Health economist Emily Oster of Brown University and her colleagues developed a widely referenced dashboard that collects and analyzes national data about COVID-19 school infection rates and mitigation strategies. While schools ought to consider community spread, Oster said, “An ideal decision would also take into account the in-school spread.”

“We need to be more responsive to closing schools if there is spread inside a school, even if there is not a lot of community spread,” said Oster during a recent webinar sponsored by the nonprofit Bellwether Education Partners. “Similarly, if we are not seeing spread in schools, then even if we are seeing spread in community, it is not obvious that the solution to that is closing schools.”

Looking at school COVID data from these first few months in those places with face-to-face classes, Oster said, “What we learned is not that no one at school ever gets COVID, but these are fairly low-risk environments. Infection rates can be controlled. We are not seeing huge outbreaks, particularly in places where people are wearing masks. Masks are something we can do, and we should do. That is just best practice.”

“When we see in-school transmission, it tends to be staff-to-staff transmission in places where people let their guard down, taking masks off to have lunch together in the staff room,” said Oster. “The best way for staff to protect themselves is to be careful around other staff.”

In many districts outside metro Atlanta, masks still are not mandated, largely because parents contend their children find them unbearable. Oster disputes that contention, saying, “There were many places thinking kindergartners wearing masks would be a total disaster. But a bunch of kindergartners went back, put the masks on their faces, and it was fine.”

They don’t want to wear pants, either, she said, “but they wear their pants.”

Not all parents endorse in-person classes, including those who have twice protested the DeKalb County School District’s plan to bring teachers back to buildings Monday and begin phasing in students two weeks later. About 300 people rallied outside the DeKalb district office last Tuesday with signs stating, “Face to face is not safe” and “I cannot teach from the grave.”

DeKalb parent Maya Meeks, whose two elementary-age sons will remain virtual, said the district must involve teachers in its reopening discussions and plans. “We need their input because they are the ones on the front lines, We need to know what they need to feel safe. They are our main resource. We need to do better by them.”

DeKalb teachers say they don’t understand DeKalb’s timing, noting that Anthony Fauci, the director of the National Institute of Allergy and Infectious Diseases, predicts the aftermath of the Christmas and New Year’s holidays could be “a surge upon a surge.”

In an email response to my questions on teacher concerns, DeKalb Superintendent Cheryl Watson-Harris said teachers worried about face-to-face classes can seek alternative work assignment options. In a video message this weekend, the superintendent said, “We recognize that there are staff members with underlying health concerns, some who are caring for a family member, or staff members who have child care challenges. Our goal again is to be flexible, patient and compassionate. "

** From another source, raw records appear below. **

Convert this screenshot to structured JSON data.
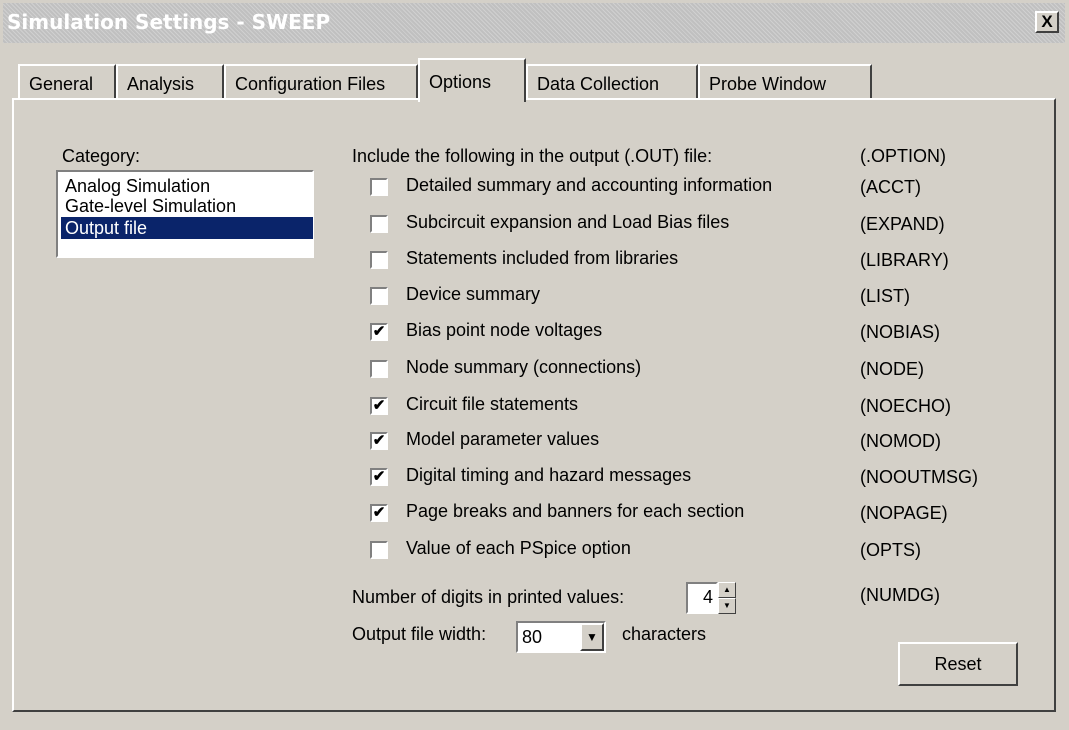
{
  "window": {
    "title": "Simulation Settings - SWEEP",
    "close_label": "X"
  },
  "tabs": [
    {
      "label": "General"
    },
    {
      "label": "Analysis"
    },
    {
      "label": "Configuration Files"
    },
    {
      "label": "Options",
      "active": true
    },
    {
      "label": "Data Collection"
    },
    {
      "label": "Probe Window"
    }
  ],
  "category": {
    "label": "Category:",
    "items": [
      "Analog Simulation",
      "Gate-level Simulation",
      "Output file"
    ],
    "selected": "Output file"
  },
  "output": {
    "heading": "Include the following in the output (.OUT) file:",
    "heading_code": "(.OPTION)",
    "options": [
      {
        "label": "Detailed summary and accounting information",
        "code": "(ACCT)",
        "checked": false
      },
      {
        "label": "Subcircuit expansion and Load Bias files",
        "code": "(EXPAND)",
        "checked": false
      },
      {
        "label": "Statements included from libraries",
        "code": "(LIBRARY)",
        "checked": false
      },
      {
        "label": "Device summary",
        "code": "(LIST)",
        "checked": false
      },
      {
        "label": "Bias point node voltages",
        "code": "(NOBIAS)",
        "checked": true
      },
      {
        "label": "Node summary (connections)",
        "code": "(NODE)",
        "checked": false
      },
      {
        "label": "Circuit file statements",
        "code": "(NOECHO)",
        "checked": true
      },
      {
        "label": "Model parameter values",
        "code": "(NOMOD)",
        "checked": true
      },
      {
        "label": "Digital timing and hazard messages",
        "code": "(NOOUTMSG)",
        "checked": true
      },
      {
        "label": "Page breaks and banners for each section",
        "code": "(NOPAGE)",
        "checked": true
      },
      {
        "label": "Value of each PSpice option",
        "code": "(OPTS)",
        "checked": false
      }
    ],
    "digits": {
      "label": "Number of digits in printed values:",
      "value": "4",
      "code": "(NUMDG)"
    },
    "width": {
      "label": "Output file width:",
      "value": "80",
      "suffix": "characters"
    },
    "reset_label": "Reset"
  }
}
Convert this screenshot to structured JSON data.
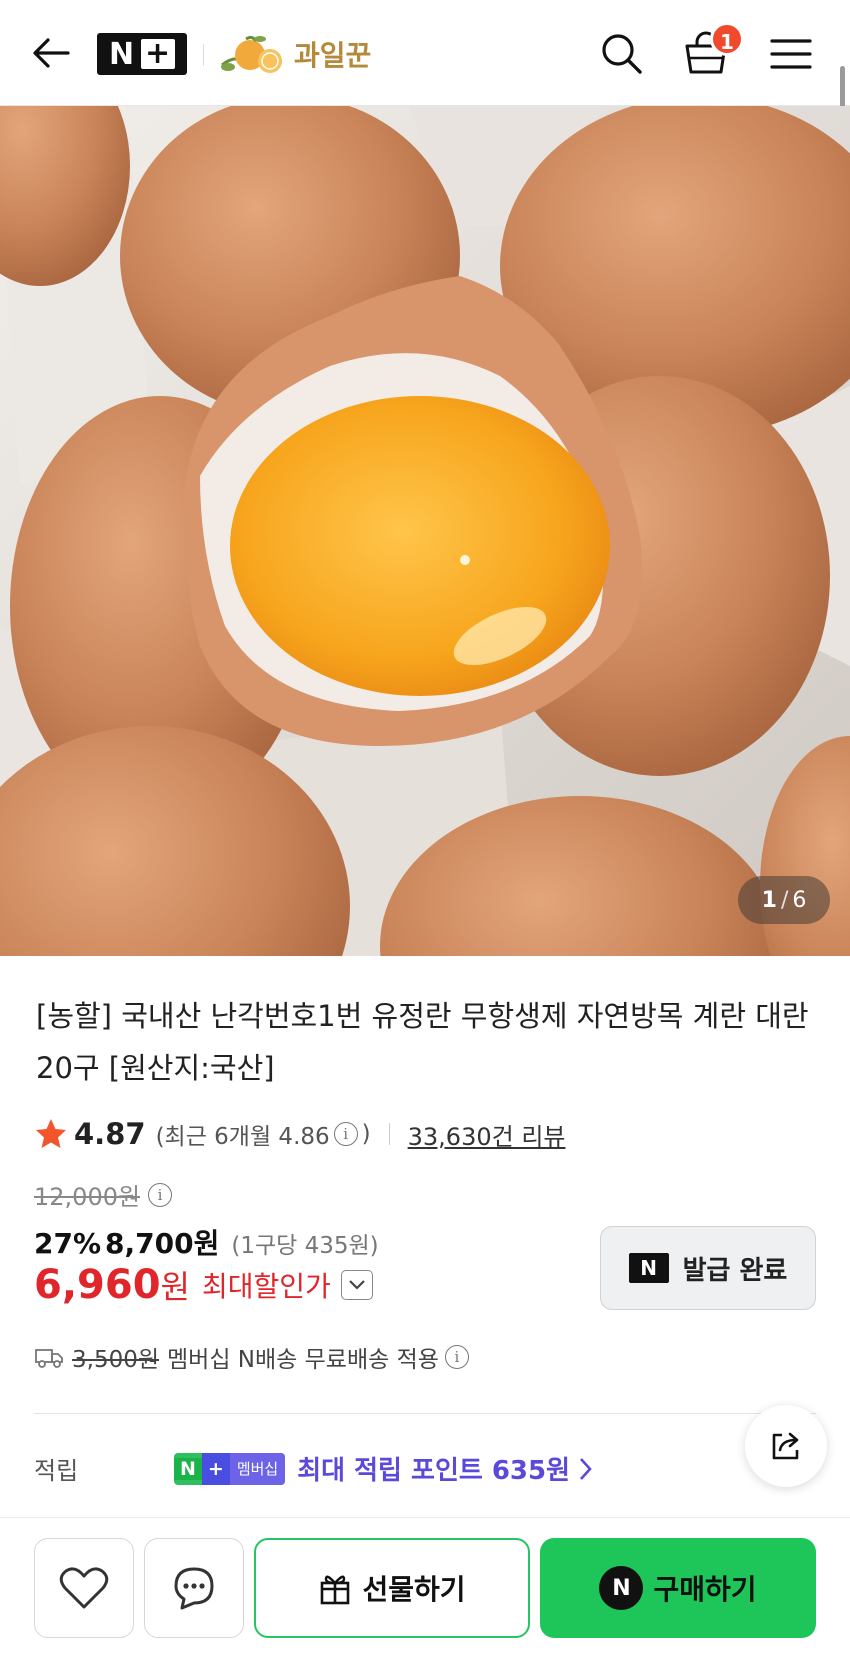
{
  "header": {
    "brand_badge": "N",
    "brand_plus": "+",
    "store_name": "과일꾼",
    "cart_count": "1"
  },
  "gallery": {
    "current": "1",
    "separator": "/",
    "total": "6"
  },
  "product": {
    "title": "[농할] 국내산 난각번호1번 유정란 무항생제 자연방목 계란 대란 20구 [원산지:국산]",
    "rating": "4.87",
    "recent_rating_prefix": "(최근 6개월 4.86",
    "recent_rating_suffix": ")",
    "review_count": "33,630건 리뷰",
    "original_price": "12,000원",
    "discount_rate": "27%",
    "discount_price": "8,700원",
    "unit_price": "(1구당 435원)",
    "max_price_value": "6,960",
    "max_price_unit": "원",
    "max_discount_label": "최대할인가"
  },
  "coupon": {
    "badge": "N",
    "label": "발급 완료"
  },
  "shipping": {
    "original_fee": "3,500원",
    "text": "멤버십 N배송 무료배송 적용"
  },
  "points": {
    "label": "적립",
    "badge_n": "N",
    "badge_plus": "+",
    "badge_membership": "멤버십",
    "text": "최대 적립 포인트 635원"
  },
  "bottom_bar": {
    "gift_label": "선물하기",
    "buy_badge": "N",
    "buy_label": "구매하기"
  },
  "colors": {
    "sale_red": "#e0252b",
    "npay_green": "#1ec65a",
    "point_purple": "#5b4ad9",
    "badge_orange": "#f04a2d"
  }
}
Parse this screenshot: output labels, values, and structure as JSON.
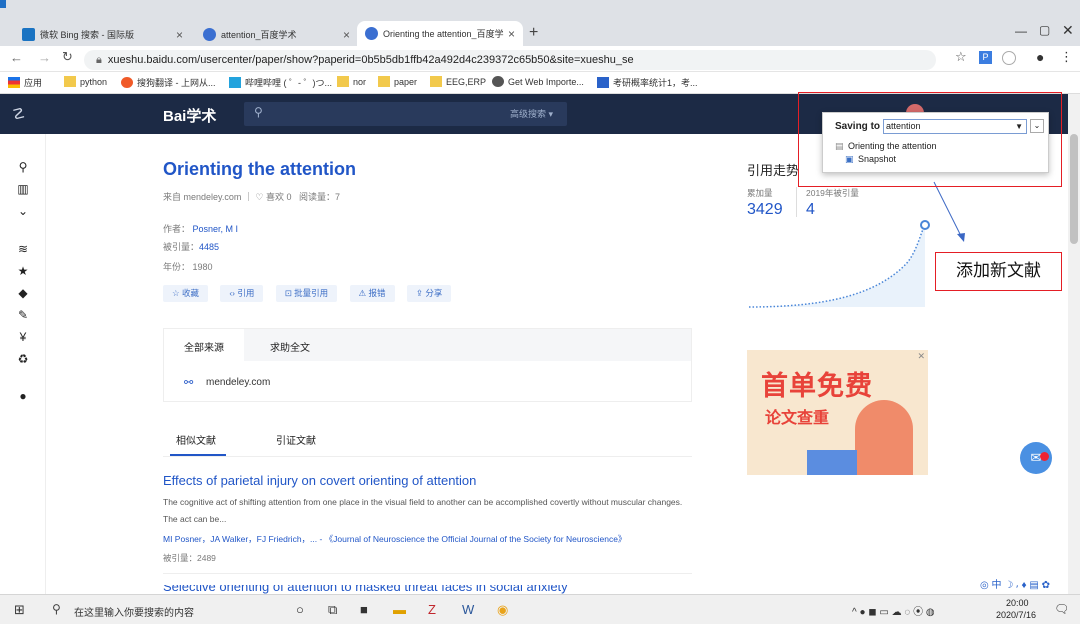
{
  "browser": {
    "tabs": [
      {
        "title": "微软 Bing 搜索 - 国际版"
      },
      {
        "title": "attention_百度学术"
      },
      {
        "title": "Orienting the attention_百度学"
      }
    ],
    "new_tab": "+",
    "url": "xueshu.baidu.com/usercenter/paper/show?paperid=0b5b5db1ffb42a492d4c239372c65b50&site=xueshu_se",
    "bookmarks": [
      "应用",
      "python",
      "搜狗翻译 - 上网从...",
      "哔哩哔哩 ( ゜- ゜)つ...",
      "nor",
      "paper",
      "EEG,ERP",
      "Get Web Importe...",
      "考研概率统计1，考..."
    ]
  },
  "site": {
    "logo": "Bai学术",
    "search_placeholder": "",
    "advanced": "高级搜索 ▾"
  },
  "paper": {
    "title": "Orienting the attention",
    "meta_source": "来自 mendeley.com",
    "meta_likes": "♡ 喜欢 0",
    "meta_reads": "阅读量：7",
    "author_label": "作者：",
    "author": "Posner, M I",
    "cited_label": "被引量：",
    "cited": "4485",
    "year_label": "年份：",
    "year": "1980",
    "actions": [
      "☆ 收藏",
      "‹› 引用",
      "⊡ 批量引用",
      "⚠ 报错",
      "⇪ 分享"
    ],
    "source_tabs": [
      "全部来源",
      "求助全文"
    ],
    "source_link": "mendeley.com",
    "related_tabs": [
      "相似文献",
      "引证文献"
    ]
  },
  "related": [
    {
      "title": "Effects of parietal injury on covert orienting of attention",
      "abstract": "The cognitive act of shifting attention from one place in the visual field to another can be accomplished covertly without muscular changes. The act can be...",
      "authors": "MI Posner，JA Walker，FJ Friedrich，... - 《Journal of Neuroscience the Official Journal of the Society for Neuroscience》",
      "cited": "被引量：2489"
    },
    {
      "title": "Selective orienting of attention to masked threat faces in social anxiety"
    }
  ],
  "trend": {
    "heading": "引用走势",
    "total_label": "累加量",
    "total": "3429",
    "year_label": "2019年被引量",
    "year_value": "4"
  },
  "ad": {
    "line1": "首单免费",
    "line2": "论文查重"
  },
  "zotero": {
    "saving_to_label": "Saving to",
    "collection": "attention",
    "item": "Orienting the attention",
    "snapshot": "Snapshot"
  },
  "annotation": "添加新文献",
  "taskbar": {
    "search_placeholder": "在这里输入你要搜索的内容",
    "time": "20:00",
    "date": "2020/7/16"
  },
  "colors": {
    "header": "#1c2a45",
    "link": "#2156c7",
    "accent": "#e41e25"
  }
}
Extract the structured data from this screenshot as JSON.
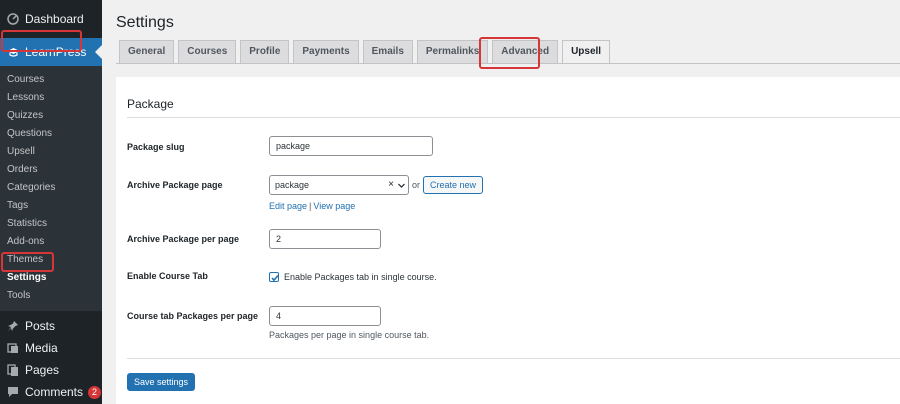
{
  "sidebar": {
    "dashboard": "Dashboard",
    "learnpress": "LearnPress",
    "submenu": [
      "Courses",
      "Lessons",
      "Quizzes",
      "Questions",
      "Upsell",
      "Orders",
      "Categories",
      "Tags",
      "Statistics",
      "Add-ons",
      "Themes",
      "Settings",
      "Tools"
    ],
    "posts": "Posts",
    "media": "Media",
    "pages": "Pages",
    "comments": "Comments",
    "comments_count": "2"
  },
  "page": {
    "title": "Settings"
  },
  "tabs": [
    "General",
    "Courses",
    "Profile",
    "Payments",
    "Emails",
    "Permalinks",
    "Advanced",
    "Upsell"
  ],
  "section": {
    "title": "Package"
  },
  "fields": {
    "slug": {
      "label": "Package slug",
      "value": "package"
    },
    "archive": {
      "label": "Archive Package page",
      "value": "package",
      "or": "or",
      "create": "Create new",
      "edit": "Edit page",
      "view": "View page",
      "sep": "|"
    },
    "per_page": {
      "label": "Archive Package per page",
      "value": "2"
    },
    "enable_tab": {
      "label": "Enable Course Tab",
      "text": "Enable Packages tab in single course."
    },
    "tab_per_page": {
      "label": "Course tab Packages per page",
      "value": "4",
      "help": "Packages per page in single course tab."
    }
  },
  "save_label": "Save settings",
  "colors": {
    "accent": "#2271b1",
    "highlight": "#d63638",
    "sidebar": "#1d2327"
  }
}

But DeKalb teachers expressed doubts about whether they can get approval to remain remote or seek special accommodations in returning. “If it is true, I don’t know anyone who has been able to do this or anyone who has learned of the process,” said one. “I couldn’t even get an administrator to guarantee a teaching space with a window that opens.”